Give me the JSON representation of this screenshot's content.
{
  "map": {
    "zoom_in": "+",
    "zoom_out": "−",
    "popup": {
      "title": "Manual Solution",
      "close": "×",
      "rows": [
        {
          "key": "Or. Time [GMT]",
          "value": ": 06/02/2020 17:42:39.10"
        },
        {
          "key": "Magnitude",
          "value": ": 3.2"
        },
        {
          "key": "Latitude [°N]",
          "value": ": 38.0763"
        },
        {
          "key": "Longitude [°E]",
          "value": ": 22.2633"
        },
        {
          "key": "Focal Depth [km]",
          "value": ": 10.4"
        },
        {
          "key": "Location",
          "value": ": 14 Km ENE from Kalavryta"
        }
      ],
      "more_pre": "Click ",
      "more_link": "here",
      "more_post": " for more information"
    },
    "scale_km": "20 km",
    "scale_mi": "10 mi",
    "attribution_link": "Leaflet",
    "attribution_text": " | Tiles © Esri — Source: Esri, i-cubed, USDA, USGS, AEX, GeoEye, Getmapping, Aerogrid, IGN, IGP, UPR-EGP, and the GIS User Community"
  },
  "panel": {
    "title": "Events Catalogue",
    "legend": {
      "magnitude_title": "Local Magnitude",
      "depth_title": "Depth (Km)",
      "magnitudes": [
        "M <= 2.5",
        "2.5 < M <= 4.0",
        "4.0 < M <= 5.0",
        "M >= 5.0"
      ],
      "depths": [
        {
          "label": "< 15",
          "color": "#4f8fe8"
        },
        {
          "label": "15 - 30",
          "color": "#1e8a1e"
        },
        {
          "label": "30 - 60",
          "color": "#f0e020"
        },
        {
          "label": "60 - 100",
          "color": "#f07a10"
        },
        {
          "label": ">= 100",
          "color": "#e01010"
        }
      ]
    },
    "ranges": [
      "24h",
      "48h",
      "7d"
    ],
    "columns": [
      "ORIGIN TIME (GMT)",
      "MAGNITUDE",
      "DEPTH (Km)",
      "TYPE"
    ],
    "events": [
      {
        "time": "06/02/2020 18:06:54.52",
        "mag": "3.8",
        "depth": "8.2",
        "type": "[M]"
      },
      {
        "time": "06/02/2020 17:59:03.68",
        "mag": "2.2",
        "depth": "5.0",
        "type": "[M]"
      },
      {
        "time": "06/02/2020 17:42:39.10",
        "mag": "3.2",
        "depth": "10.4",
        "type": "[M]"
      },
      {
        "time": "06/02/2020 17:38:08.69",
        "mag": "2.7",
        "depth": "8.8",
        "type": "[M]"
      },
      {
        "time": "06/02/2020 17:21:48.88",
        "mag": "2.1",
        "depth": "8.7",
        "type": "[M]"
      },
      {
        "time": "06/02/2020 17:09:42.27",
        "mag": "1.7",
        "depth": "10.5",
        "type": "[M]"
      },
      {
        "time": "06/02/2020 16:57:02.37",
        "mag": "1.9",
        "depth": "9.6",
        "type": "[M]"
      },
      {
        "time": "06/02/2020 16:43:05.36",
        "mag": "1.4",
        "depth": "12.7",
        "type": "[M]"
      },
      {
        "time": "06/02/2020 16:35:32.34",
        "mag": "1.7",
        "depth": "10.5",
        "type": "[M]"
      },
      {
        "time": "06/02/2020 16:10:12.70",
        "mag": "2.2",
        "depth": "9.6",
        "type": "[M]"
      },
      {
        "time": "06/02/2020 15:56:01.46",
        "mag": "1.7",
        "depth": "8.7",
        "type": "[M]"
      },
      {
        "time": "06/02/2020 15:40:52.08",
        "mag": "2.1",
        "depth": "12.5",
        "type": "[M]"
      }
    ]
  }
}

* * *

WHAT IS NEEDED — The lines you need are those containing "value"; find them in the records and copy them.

ANSWER TO THE PROBLEM —
          "value": ": 06/02/2020 17:42:39.10"
          "value": ": 3.2"
          "value": ": 38.0763"
          "value": ": 22.2633"
          "value": ": 10.4"
          "value": ": 14 Km ENE from Kalavryta"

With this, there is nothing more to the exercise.